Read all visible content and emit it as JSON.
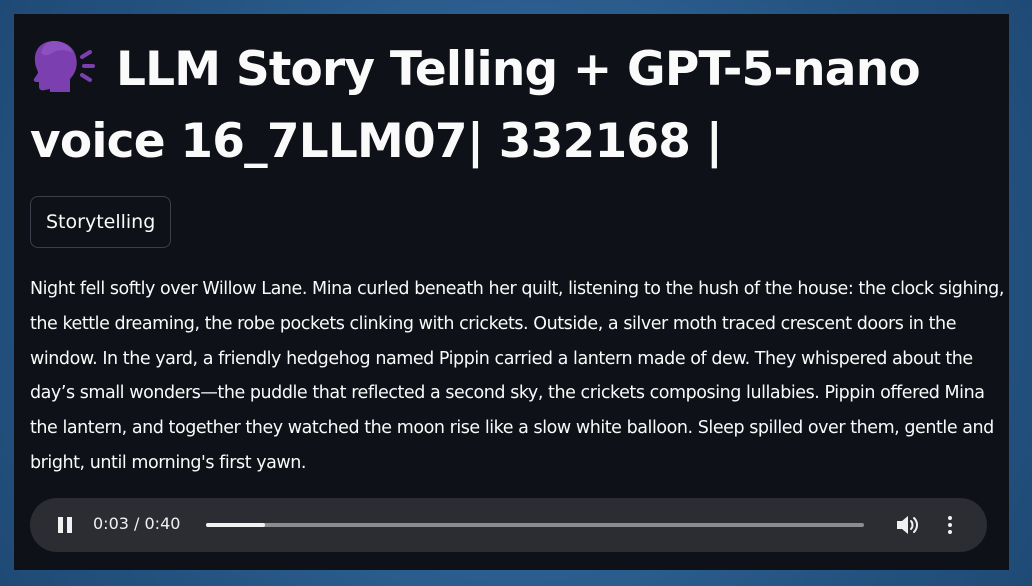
{
  "header": {
    "title_line1": "LLM Story Telling + GPT-5-nano",
    "title_line2": "voice 16_7LLM07| 332168 |",
    "title_icon": "speaking-head-emoji"
  },
  "tabs": [
    {
      "label": "Storytelling"
    }
  ],
  "story": {
    "text": "Night fell softly over Willow Lane. Mina curled beneath her quilt, listening to the hush of the house: the clock sighing, the kettle dreaming, the robe pockets clinking with crickets. Outside, a silver moth traced crescent doors in the window. In the yard, a friendly hedgehog named Pippin carried a lantern made of dew. They whispered about the day’s small wonders—the puddle that reflected a second sky, the crickets composing lullabies. Pippin offered Mina the lantern, and together they watched the moon rise like a slow white balloon. Sleep spilled over them, gentle and bright, until morning's first yawn."
  },
  "audio_player": {
    "state": "playing",
    "play_pause_icon": "pause-icon",
    "time_display": "0:03 / 0:40",
    "progress_fraction": 0.09,
    "volume_icon": "volume-icon",
    "menu_icon": "more-vertical-icon"
  },
  "colors": {
    "app_background": "#0e1117",
    "page_background": "#2b5f93",
    "text": "#fafafa",
    "player_background": "#2b2d32",
    "emoji_purple": "#7b3fb0"
  }
}
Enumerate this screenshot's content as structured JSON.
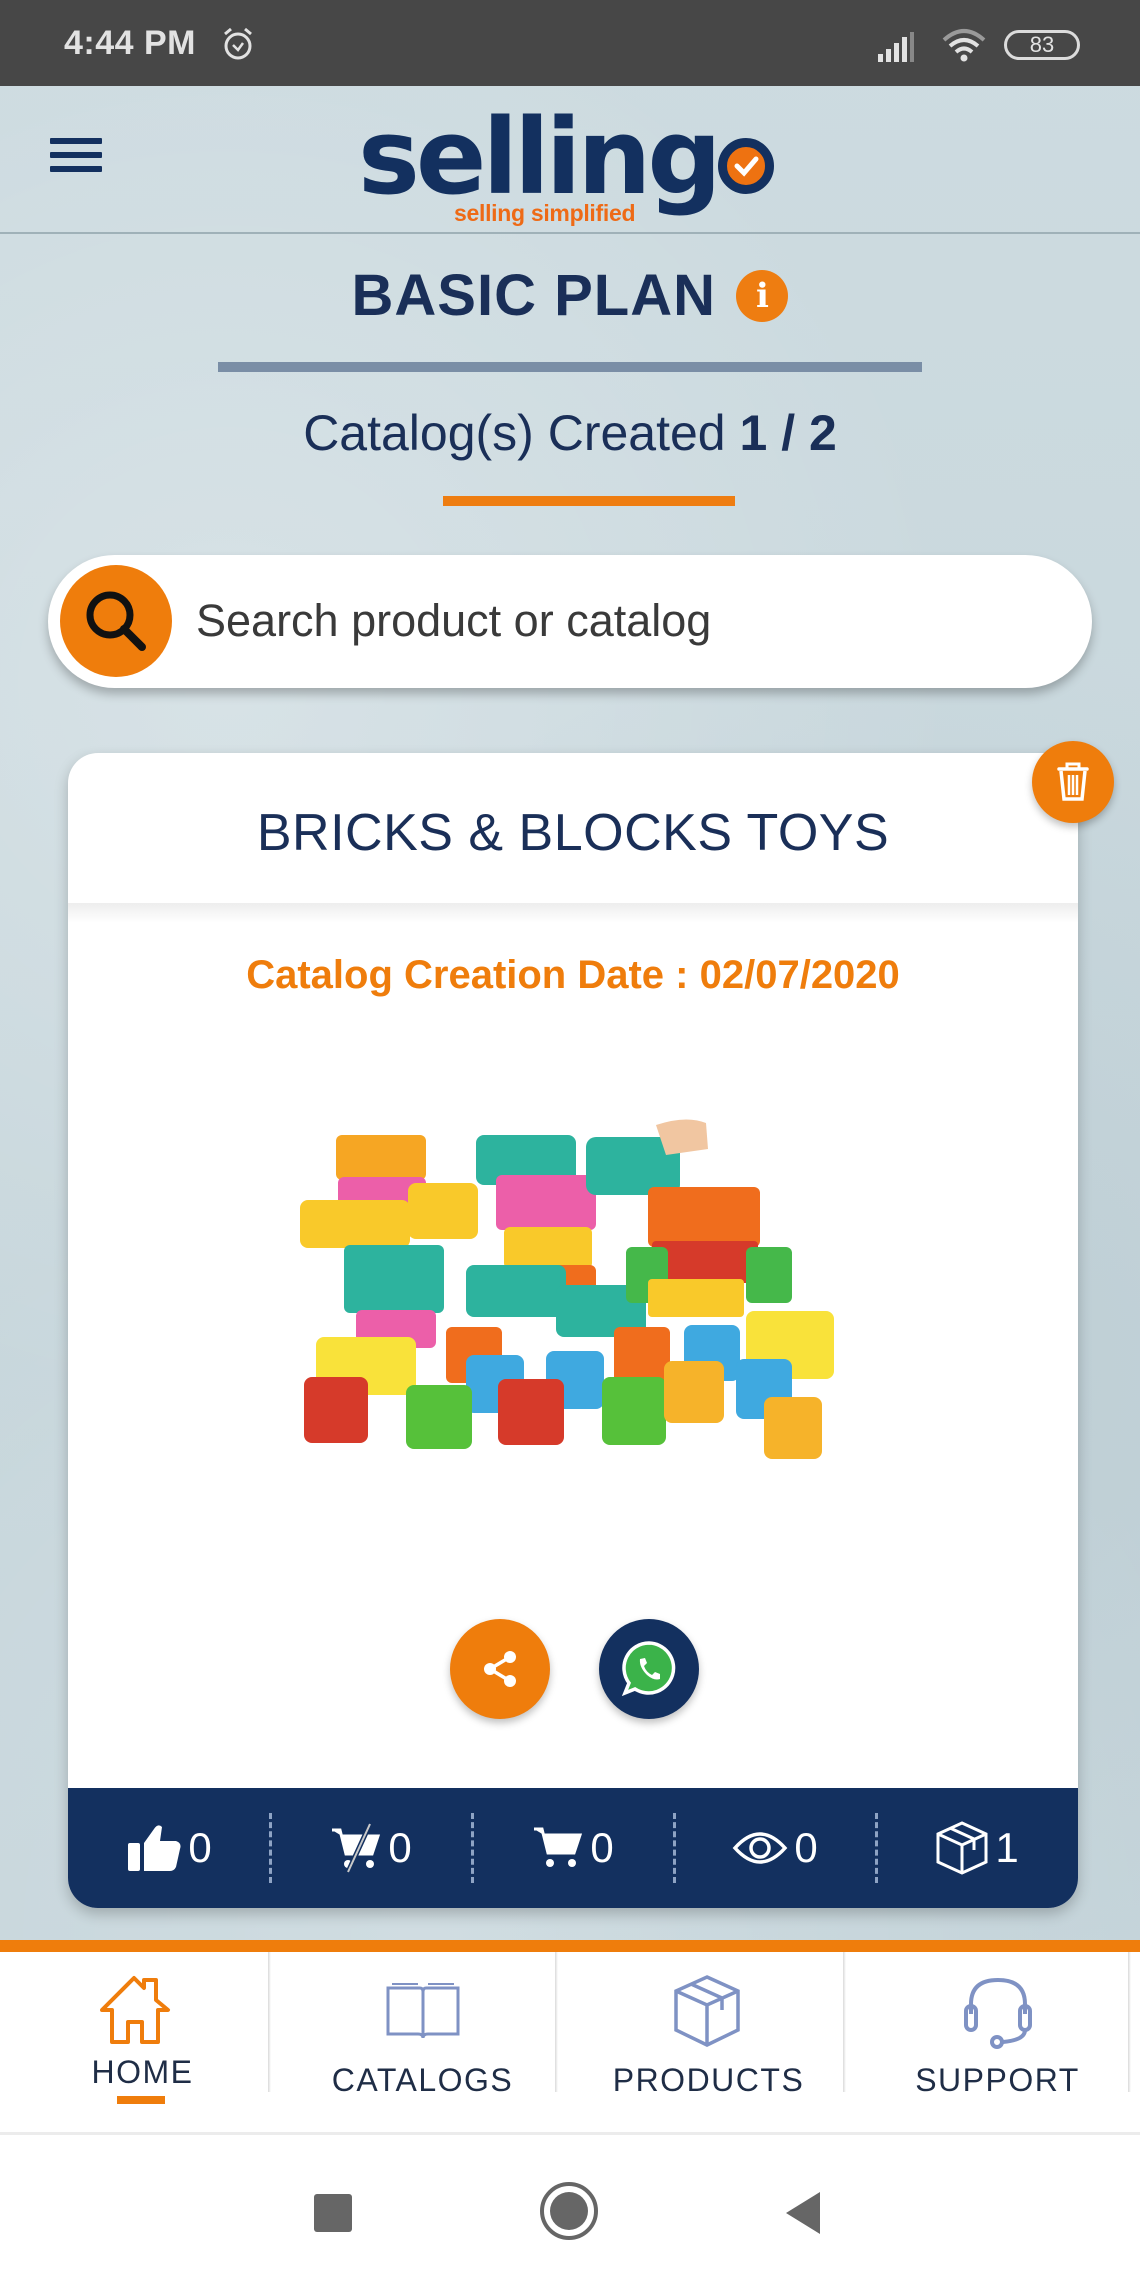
{
  "status_bar": {
    "time": "4:44 PM",
    "battery": "83",
    "icons": [
      "alarm-icon",
      "signal-icon",
      "wifi-icon",
      "battery-icon"
    ]
  },
  "header": {
    "logo_text": "sellingo",
    "logo_text_main": "selling",
    "tagline": "selling simplified",
    "menu_icon": "hamburger-menu-icon"
  },
  "plan": {
    "title": "BASIC PLAN",
    "info_icon": "i",
    "catalog_label": "Catalog(s) Created",
    "catalog_count": "1 / 2",
    "catalogs_used": 1,
    "catalogs_limit": 2
  },
  "search": {
    "placeholder": "Search product or catalog",
    "value": ""
  },
  "catalog_card": {
    "title": "BRICKS & BLOCKS TOYS",
    "creation_date_label": "Catalog Creation Date : 02/07/2020",
    "creation_date": "02/07/2020",
    "image_alt": "Colorful toy building blocks",
    "actions": {
      "share_icon": "share-icon",
      "whatsapp_icon": "whatsapp-icon",
      "delete_icon": "trash-icon"
    },
    "stats": [
      {
        "name": "likes",
        "icon": "thumbs-up-icon",
        "value": "0"
      },
      {
        "name": "cart-removed",
        "icon": "cart-remove-icon",
        "value": "0"
      },
      {
        "name": "cart-added",
        "icon": "cart-icon",
        "value": "0"
      },
      {
        "name": "views",
        "icon": "eye-icon",
        "value": "0"
      },
      {
        "name": "products",
        "icon": "box-icon",
        "value": "1"
      }
    ]
  },
  "bottom_nav": {
    "active": "HOME",
    "items": [
      {
        "label": "HOME",
        "icon": "home-icon"
      },
      {
        "label": "CATALOGS",
        "icon": "book-icon"
      },
      {
        "label": "PRODUCTS",
        "icon": "box-icon"
      },
      {
        "label": "SUPPORT",
        "icon": "headset-icon"
      }
    ]
  },
  "colors": {
    "brand_navy": "#13305f",
    "brand_orange": "#ef7d0c",
    "background": "#c9d8dd",
    "nav_icon_inactive": "#7f92c4"
  }
}
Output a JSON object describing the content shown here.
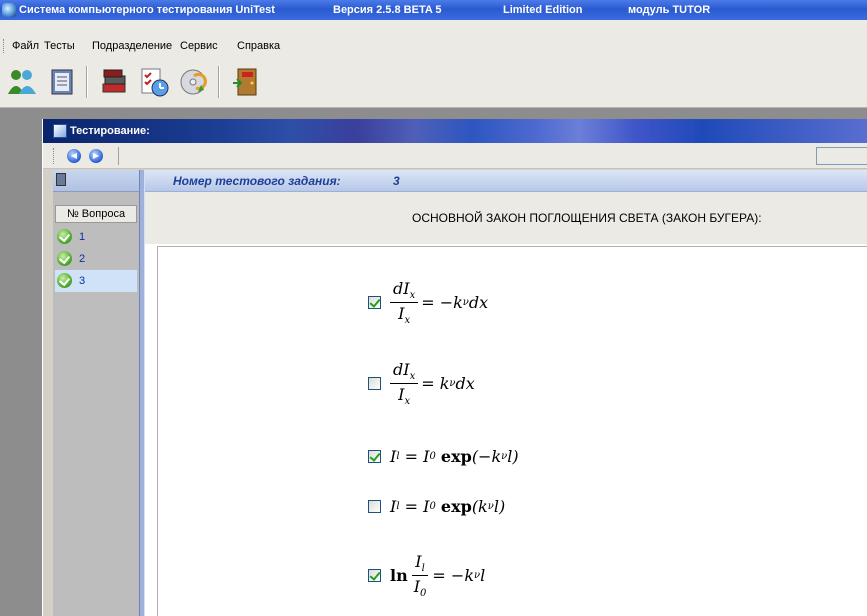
{
  "window": {
    "title_app": "Система компьютерного тестирования UniTest",
    "title_version": "Версия 2.5.8 BETA 5",
    "title_edition": "Limited Edition",
    "title_module": "модуль TUTOR"
  },
  "menu": {
    "file": "Файл",
    "tests": "Тесты",
    "division": "Подразделение",
    "service": "Сервис",
    "help": "Справка"
  },
  "toolbar": {
    "icons": [
      "users-icon",
      "notebook-icon",
      "book-stack-icon",
      "checklist-clock-icon",
      "cd-refresh-icon",
      "exit-door-icon"
    ]
  },
  "child_window": {
    "title": "Тестирование:"
  },
  "left_panel": {
    "column_header": "№ Вопроса",
    "questions": [
      {
        "number": "1",
        "answered": true
      },
      {
        "number": "2",
        "answered": true
      },
      {
        "number": "3",
        "answered": true,
        "selected": true
      }
    ]
  },
  "question": {
    "label": "Номер тестового задания:",
    "number": "3",
    "topic": "ОСНОВНОЙ ЗАКОН ПОГЛОЩЕНИЯ СВЕТА (ЗАКОН БУГЕРА):"
  },
  "answers": [
    {
      "id": "a1",
      "checked": true,
      "formula": "dIx/Ix = −kν dx"
    },
    {
      "id": "a2",
      "checked": false,
      "formula": "dIx/Ix = kν dx"
    },
    {
      "id": "a3",
      "checked": true,
      "formula": "Il = I0 exp(−kν l)"
    },
    {
      "id": "a4",
      "checked": false,
      "formula": "Il = I0 exp(kν l)"
    },
    {
      "id": "a5",
      "checked": true,
      "formula": "ln Il/I0 = −kν l"
    }
  ],
  "colors": {
    "title_bar": "#2a5ad0",
    "question_header_text": "#1f3f96",
    "question_link": "#0b2fa5"
  }
}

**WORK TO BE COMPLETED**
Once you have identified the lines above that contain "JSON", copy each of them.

**SOLUTION TO THE PROBLEM**
Read all visible content and emit it as JSON.
Enumerate this screenshot's content as structured JSON.
Output a JSON object describing the content shown here.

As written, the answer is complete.